The confrontation between the antagonizing figure and the chief is also a curious one, in which the established authority figure is faced not with the morality of his ways, as would be expected, but also the shortsightedness of them, as if his lack of achievement is as damning a thing as any wrongdoing.
Along the way, there is a clear preoccupation with cults, and a culture embedded with a pervasive belief in the spirit world. Even as the captain casts skepticism on the notion of something supernatural afflicting their prisoner, they are clearly open to the possibility.
Even if the message is not always clear, Dayao‘s adeptness at creating foreboding chills is. From the maniacal characteristics of the film’s main agitator to freaky found footage scenes of cult activity with an arresting shift in sound quality, he holds an obvious dedication to pushing the conventional boundaries of his craft. And then there joyful moments of sheer cinematic transgression to behold: As one part of the viewer’s brain works on teasing out possible themes, another is simply torn wide open by scenes like one in which disciples of an unrevealed master, scurry across a mountainous landscape, their bodies engulfed in flames. From the oddly placed credits to the strange narrative jumps, there is so much here suggestive of a filmmaker who wants to challenge his audience, or at least put a fresh coat of paint on a too often mundane genre.
This is exactly the sort of obscure international filmmaking that the New York Asian Film Festival has persisted in exhuming for the adventurous New York City filmgoers’ yearly ritual worship, even as it has risen from the humble grounds of the West Village’s IFC Theater to its now esteemed home of Lincoln Center, and in this its 14th year its added base of the SVA Theater in Chelsea.

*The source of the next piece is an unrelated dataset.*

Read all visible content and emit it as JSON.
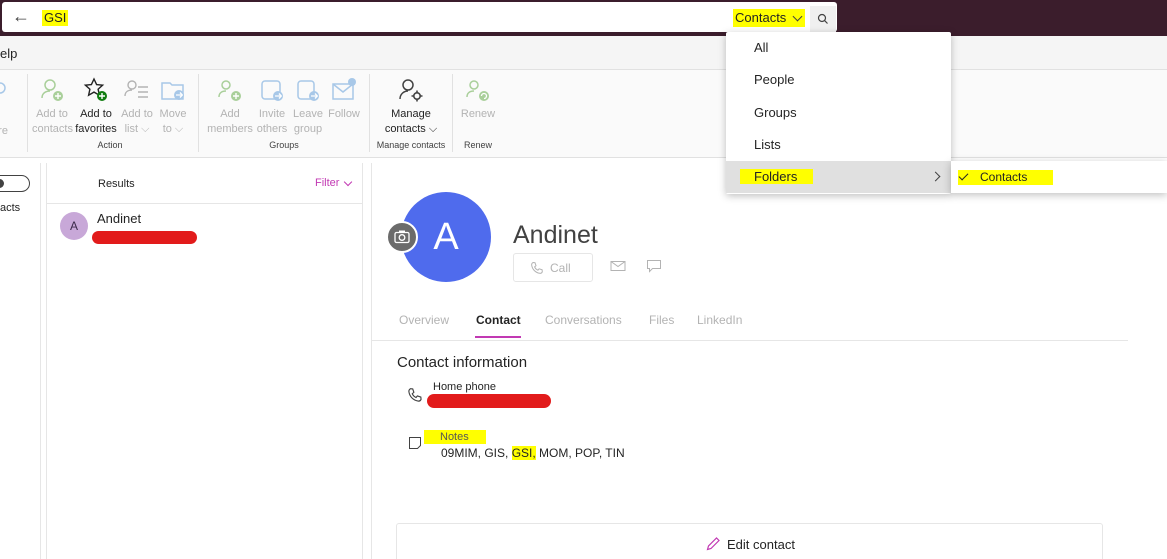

VIOLATOR will be screened at theWalter Reade Theater on Wednesday, July 8. Visit the Subway Cinema website for details and tickets.